▶ [Task directions]: From the entries, copy each line that includes "this".

Element data from apps and pages:
- - - - - - -

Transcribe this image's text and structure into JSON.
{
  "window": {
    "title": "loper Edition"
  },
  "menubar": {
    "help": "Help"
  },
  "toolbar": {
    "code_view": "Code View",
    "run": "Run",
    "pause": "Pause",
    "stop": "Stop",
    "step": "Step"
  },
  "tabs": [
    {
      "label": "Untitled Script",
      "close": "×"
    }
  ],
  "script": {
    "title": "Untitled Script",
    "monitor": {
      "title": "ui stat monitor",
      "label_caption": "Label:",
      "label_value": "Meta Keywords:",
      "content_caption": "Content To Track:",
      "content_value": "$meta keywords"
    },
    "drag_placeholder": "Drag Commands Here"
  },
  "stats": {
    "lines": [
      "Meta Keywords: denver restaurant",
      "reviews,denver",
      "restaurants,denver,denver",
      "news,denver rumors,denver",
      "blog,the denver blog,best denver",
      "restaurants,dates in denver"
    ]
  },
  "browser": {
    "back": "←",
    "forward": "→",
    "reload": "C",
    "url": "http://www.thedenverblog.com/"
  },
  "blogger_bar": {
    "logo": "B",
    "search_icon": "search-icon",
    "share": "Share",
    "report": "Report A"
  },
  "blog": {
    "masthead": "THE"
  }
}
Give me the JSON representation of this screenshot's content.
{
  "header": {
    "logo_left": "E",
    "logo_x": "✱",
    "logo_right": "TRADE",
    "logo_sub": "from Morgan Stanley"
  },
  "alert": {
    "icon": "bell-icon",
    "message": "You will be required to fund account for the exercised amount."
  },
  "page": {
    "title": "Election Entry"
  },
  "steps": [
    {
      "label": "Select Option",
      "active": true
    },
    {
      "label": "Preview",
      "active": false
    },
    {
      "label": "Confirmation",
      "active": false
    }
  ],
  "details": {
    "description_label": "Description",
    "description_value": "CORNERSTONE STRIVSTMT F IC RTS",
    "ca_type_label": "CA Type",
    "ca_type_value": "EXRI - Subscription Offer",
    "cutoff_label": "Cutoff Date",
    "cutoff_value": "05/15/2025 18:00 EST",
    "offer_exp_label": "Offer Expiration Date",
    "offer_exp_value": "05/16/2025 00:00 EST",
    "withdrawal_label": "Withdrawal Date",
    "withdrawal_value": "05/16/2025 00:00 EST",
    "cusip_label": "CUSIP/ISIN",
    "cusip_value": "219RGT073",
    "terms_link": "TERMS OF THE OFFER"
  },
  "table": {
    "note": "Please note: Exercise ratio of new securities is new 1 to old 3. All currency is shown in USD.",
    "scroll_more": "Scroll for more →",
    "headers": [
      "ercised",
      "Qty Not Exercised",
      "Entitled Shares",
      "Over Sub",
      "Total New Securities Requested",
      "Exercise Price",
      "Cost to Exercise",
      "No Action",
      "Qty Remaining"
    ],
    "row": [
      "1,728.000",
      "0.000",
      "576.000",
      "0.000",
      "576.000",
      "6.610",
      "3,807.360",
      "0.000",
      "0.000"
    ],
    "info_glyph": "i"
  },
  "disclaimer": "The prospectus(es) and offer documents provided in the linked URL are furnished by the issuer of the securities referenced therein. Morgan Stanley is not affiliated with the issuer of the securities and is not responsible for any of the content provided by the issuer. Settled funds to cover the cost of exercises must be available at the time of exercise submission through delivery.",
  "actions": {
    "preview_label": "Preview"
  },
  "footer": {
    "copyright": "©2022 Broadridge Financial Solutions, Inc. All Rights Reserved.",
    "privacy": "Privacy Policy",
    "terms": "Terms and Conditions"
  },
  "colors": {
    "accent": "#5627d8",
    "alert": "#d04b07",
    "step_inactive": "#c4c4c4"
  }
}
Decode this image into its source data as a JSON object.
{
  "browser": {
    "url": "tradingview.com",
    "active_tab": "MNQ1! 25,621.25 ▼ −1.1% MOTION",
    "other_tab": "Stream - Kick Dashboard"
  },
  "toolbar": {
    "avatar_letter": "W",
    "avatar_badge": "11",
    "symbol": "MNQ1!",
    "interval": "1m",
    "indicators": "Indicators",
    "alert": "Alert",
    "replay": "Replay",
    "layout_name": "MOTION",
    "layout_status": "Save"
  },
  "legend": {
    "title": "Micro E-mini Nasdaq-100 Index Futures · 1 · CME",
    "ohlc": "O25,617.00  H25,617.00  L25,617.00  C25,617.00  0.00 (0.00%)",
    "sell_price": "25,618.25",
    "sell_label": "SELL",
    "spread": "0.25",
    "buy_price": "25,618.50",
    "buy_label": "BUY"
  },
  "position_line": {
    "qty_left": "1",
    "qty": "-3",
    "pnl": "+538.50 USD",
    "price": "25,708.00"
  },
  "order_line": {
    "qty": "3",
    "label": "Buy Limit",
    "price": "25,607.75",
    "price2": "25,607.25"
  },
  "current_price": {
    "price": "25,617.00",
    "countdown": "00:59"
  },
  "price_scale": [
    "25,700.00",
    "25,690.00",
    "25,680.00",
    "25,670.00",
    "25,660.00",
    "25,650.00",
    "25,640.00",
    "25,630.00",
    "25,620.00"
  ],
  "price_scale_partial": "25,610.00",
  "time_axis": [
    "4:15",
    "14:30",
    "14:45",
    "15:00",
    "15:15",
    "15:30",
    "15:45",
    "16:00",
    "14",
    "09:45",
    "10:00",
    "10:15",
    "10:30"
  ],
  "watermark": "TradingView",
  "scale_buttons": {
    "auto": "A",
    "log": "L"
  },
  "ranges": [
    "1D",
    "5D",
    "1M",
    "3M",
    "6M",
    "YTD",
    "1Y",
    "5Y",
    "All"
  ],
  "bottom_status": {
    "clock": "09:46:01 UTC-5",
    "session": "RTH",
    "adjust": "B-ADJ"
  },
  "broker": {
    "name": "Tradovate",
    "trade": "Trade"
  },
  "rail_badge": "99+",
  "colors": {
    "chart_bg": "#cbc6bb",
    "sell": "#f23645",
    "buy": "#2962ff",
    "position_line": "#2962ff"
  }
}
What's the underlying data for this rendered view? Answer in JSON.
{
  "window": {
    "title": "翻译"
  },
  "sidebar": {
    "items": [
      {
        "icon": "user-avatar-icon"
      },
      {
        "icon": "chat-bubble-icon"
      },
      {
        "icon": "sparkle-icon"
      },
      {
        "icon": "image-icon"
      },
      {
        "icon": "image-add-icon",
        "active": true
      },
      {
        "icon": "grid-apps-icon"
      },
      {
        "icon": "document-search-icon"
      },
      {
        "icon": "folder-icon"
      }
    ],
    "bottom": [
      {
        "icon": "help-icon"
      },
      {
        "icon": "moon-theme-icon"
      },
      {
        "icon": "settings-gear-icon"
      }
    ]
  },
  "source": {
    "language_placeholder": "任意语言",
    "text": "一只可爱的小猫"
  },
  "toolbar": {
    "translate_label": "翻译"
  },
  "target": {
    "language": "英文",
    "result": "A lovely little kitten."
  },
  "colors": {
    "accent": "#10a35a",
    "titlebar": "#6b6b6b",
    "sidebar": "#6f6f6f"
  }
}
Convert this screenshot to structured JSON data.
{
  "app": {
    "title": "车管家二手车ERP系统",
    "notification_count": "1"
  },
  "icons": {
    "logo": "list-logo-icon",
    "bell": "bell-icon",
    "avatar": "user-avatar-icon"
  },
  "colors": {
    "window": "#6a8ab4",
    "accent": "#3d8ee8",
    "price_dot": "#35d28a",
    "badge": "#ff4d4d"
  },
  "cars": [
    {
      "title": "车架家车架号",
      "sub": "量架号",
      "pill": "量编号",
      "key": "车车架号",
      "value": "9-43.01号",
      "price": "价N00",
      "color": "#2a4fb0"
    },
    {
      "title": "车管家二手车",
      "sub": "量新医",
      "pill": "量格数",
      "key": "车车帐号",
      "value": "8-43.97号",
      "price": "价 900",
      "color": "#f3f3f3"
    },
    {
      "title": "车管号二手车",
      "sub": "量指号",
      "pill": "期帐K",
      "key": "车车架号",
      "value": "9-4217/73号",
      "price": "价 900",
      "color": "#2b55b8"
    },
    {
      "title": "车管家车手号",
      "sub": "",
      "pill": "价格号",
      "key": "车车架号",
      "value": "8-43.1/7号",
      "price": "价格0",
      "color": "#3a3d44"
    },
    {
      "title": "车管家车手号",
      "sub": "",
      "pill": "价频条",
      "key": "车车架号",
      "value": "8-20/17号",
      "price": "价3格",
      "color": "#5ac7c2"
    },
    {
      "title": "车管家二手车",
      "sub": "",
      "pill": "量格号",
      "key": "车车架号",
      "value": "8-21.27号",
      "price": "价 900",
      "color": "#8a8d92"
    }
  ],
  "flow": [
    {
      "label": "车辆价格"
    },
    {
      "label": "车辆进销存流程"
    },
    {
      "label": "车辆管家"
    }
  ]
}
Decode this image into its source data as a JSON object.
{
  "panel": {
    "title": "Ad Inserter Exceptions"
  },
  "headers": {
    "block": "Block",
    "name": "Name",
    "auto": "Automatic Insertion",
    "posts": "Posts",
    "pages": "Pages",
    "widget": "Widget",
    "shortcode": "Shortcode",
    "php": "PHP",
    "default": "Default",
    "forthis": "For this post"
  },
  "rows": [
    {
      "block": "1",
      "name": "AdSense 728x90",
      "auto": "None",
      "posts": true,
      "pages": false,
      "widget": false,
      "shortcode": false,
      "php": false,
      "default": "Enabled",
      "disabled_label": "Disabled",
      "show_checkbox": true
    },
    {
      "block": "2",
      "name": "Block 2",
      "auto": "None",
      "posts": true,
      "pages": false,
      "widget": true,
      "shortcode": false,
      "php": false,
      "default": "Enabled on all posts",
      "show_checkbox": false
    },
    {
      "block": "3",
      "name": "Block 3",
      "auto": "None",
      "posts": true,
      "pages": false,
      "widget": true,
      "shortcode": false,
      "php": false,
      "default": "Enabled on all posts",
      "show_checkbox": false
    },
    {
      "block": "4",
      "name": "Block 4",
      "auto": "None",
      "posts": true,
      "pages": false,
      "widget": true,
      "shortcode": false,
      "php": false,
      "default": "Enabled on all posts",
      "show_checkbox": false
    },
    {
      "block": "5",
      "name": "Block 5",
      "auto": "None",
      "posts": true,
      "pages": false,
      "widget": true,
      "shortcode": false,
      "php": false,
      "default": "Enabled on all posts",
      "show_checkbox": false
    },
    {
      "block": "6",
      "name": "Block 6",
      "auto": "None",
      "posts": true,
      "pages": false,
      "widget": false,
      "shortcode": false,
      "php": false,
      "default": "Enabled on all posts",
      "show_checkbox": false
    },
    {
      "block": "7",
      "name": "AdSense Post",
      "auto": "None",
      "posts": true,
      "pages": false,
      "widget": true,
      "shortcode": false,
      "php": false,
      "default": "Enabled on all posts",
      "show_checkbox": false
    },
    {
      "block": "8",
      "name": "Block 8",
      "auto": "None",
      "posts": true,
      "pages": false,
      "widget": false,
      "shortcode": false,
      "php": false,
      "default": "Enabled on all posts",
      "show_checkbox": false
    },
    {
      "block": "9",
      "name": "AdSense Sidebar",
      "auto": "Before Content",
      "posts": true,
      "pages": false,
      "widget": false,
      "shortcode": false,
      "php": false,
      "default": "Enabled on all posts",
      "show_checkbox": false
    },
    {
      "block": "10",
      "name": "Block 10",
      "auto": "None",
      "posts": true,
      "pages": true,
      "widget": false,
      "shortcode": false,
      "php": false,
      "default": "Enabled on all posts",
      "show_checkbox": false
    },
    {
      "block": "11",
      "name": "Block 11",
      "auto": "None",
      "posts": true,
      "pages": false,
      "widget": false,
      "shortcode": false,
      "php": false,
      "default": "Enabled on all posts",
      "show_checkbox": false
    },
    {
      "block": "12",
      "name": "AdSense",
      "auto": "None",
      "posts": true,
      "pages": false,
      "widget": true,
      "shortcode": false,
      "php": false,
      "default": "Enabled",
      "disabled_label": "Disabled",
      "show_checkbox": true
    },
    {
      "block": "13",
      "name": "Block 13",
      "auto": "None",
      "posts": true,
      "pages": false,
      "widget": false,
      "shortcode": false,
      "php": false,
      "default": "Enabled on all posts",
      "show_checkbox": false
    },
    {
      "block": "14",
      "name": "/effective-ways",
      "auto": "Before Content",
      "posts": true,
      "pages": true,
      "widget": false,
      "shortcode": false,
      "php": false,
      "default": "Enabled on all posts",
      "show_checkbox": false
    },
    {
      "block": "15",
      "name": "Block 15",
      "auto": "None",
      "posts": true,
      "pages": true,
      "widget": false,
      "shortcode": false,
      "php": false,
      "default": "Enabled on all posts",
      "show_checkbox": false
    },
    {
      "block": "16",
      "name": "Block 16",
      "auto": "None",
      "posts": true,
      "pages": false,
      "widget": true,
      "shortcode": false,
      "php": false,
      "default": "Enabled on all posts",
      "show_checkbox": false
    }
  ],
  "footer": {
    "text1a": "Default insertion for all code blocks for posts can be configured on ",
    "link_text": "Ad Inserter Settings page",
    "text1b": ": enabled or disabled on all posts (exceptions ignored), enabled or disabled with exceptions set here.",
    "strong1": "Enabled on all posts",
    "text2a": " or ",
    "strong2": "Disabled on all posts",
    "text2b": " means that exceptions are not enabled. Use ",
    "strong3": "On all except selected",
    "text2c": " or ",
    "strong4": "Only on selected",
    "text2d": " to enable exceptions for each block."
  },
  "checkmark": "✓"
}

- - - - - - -

▶ [Exercise solution]:
Transcribe this image's text and structure into JSON.
Give me the JSON representation of this screenshot's content.
Decode this image into its source data as a JSON object.
What's the underlying data for this rendered view? Answer in JSON.
Convert this screenshot to structured JSON data.
Decode this image into its source data as a JSON object.
    "forthis": "For this post"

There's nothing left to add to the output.